By Paul Reynolds
World Affairs correspondent, BBC News website
The Brussels fiasco surely showed the European Union at its worst. It was fractious when it should have been fraternal, confrontational when it should have been co-operative. And it was avoidable.
Juncker's attempt to secure a deal on the EU budget backfired
A wise president of the European Council (currently held on the rotating six-month basis by the Luxembourg Prime Minister Jean-Claude Juncker) would not have gone for a budget deal that was clearly impossible and is not needed until next year in any case.
Such a presidency would have concentrated instead on picking up the pieces from and learning the lessons of the French and Dutch votes on the constitution.
But wisdom does not come easily to member states which have only a brief time in which to make their mark in the presidency.

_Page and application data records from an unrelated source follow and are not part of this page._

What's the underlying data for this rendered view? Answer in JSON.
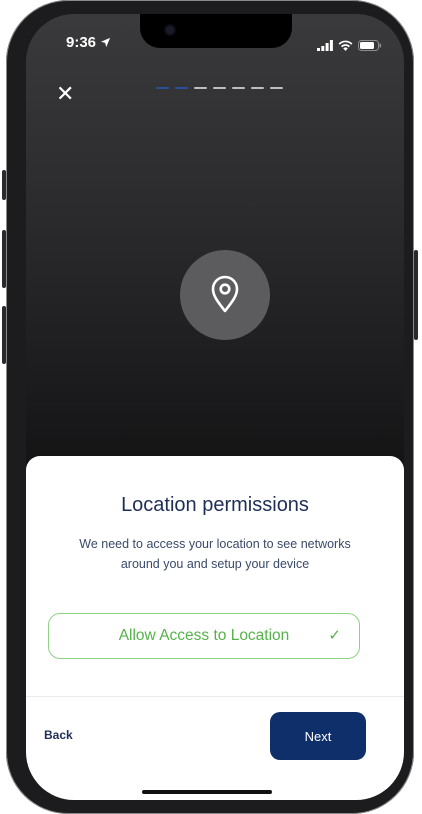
{
  "status_bar": {
    "time": "9:36",
    "icons": [
      "location-arrow-icon",
      "signal-icon",
      "wifi-icon",
      "battery-icon"
    ]
  },
  "top": {
    "close_icon": "close-icon",
    "close_glyph": "✕",
    "progress": {
      "total_steps": 7,
      "current_step": 2
    }
  },
  "hero": {
    "icon": "location-pin-icon"
  },
  "sheet": {
    "title": "Location permissions",
    "description": "We need to access your location to see networks around you and setup your device",
    "allow_button": {
      "label": "Allow Access to Location",
      "check_icon": "check-icon",
      "check_glyph": "✓"
    },
    "back_label": "Back",
    "next_label": "Next"
  },
  "colors": {
    "primary": "#0f2f6a",
    "title": "#1e2f55",
    "success": "#56b24a",
    "progress_active": "#2c4f9c"
  }
}
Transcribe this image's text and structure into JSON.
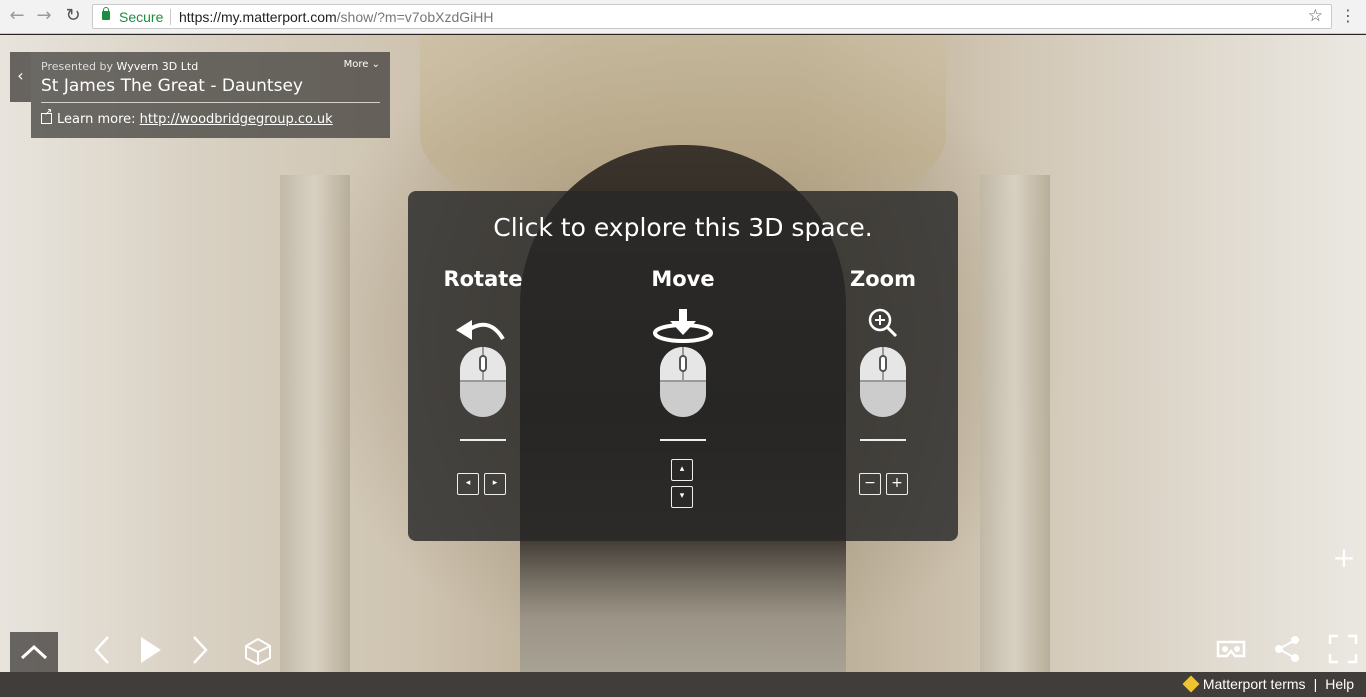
{
  "browser": {
    "secure_label": "Secure",
    "url_main": "https://my.matterport.com",
    "url_path": "/show/?m=v7obXzdGiHH"
  },
  "info": {
    "presented_prefix": "Presented by",
    "presenter": "Wyvern 3D Ltd",
    "title": "St James The Great - Dauntsey",
    "more_label": "More",
    "learn_label": "Learn more:",
    "learn_link": "http://woodbridgegroup.co.uk"
  },
  "help": {
    "title": "Click to explore this 3D space.",
    "rotate_label": "Rotate",
    "move_label": "Move",
    "zoom_label": "Zoom"
  },
  "footer": {
    "terms_label": "Matterport terms",
    "separator": "|",
    "help_label": "Help"
  },
  "icons": {
    "back": "chevron-left-icon",
    "forward": "chevron-right-icon",
    "reload": "reload-icon",
    "star": "star-icon",
    "menu": "kebab-menu-icon"
  }
}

So Mr Juncker went for it and missed by a mile.
One wonders what the Luxembourg ambassadors in London and Paris were doing for their salaries. Did they not warn of disaster?
No wonder the constitutional treaty calls for a five-year presidency which can take a longer view.
Lack of leadership
I mention the presidency because it goes to the heart of Europe's problems: the lack of leadership.
The Polish Prime Minister Marek Belka referred to this specifically. "What we badly need is leadership," he said after the summit.
"What I am worried about is that the coincidence of the lack of a budget compromise and the referendum results plus the slowdown in the ratification process will create an atmosphere of doom and gloom in the European Union."
There is, it seems, no "brave Horatius" to defend Rome, no one to respond to his cry: "Now who will stand on either hand, and keep the bridge with me?"
In that poem, Macaulay praised the Romans for their solidarity: "The Romans were like brothers in the brave days of old." He would hardly say the same of modern Europe.
Instead, what is emerging is a number of competing leaderships, none of which inspires much of a following or has much prospect of delivering what it promises.
There is of course the old guard, epitomised by President Chirac and Chancellor Schroeder. But one has just lost his referendum and the other might not survive an election in September.
And even some of their supporting troops are breaking ranks. The Dutch have done so already.
There is Tony Blair, who wants a more economically liberal Europe and who might see in this another of the big projects he loves so much. But he himself is on his way out in this parliament.
And his talk of putting more money into research is not new. That does not mean to say it should not be tried again.
However, some years ago there was a programme called Esprit - the European strategic programme for research into information technology. It did some useful work but it was minor work. Bill Gates achieved somewhat more.
In 2000, the EU committed itself at Lisbon to making itself more competitive and economically aggressive. In February this year, the European Commission had to issue a report saying that "a new start" was needed.
So "liberalisation" is easier said than done. And not everyone is convinced of the case. France and Germany might well argue that their strong industrial bases will see them through without too much 'globalisation'.
Then there is the new wave from the East but they have not yet had time to make their mark. And for the immediate future their priority will be to get extra funds from the EU.
According to John Palmer political director of the European Policy Centre in Brussels, it is worth looking to the Scandinavian countries for the future.
"Sweden, Finland and Denmark are combining modern economic policies with traditional social protection. They could be the role models the EU needs," he said.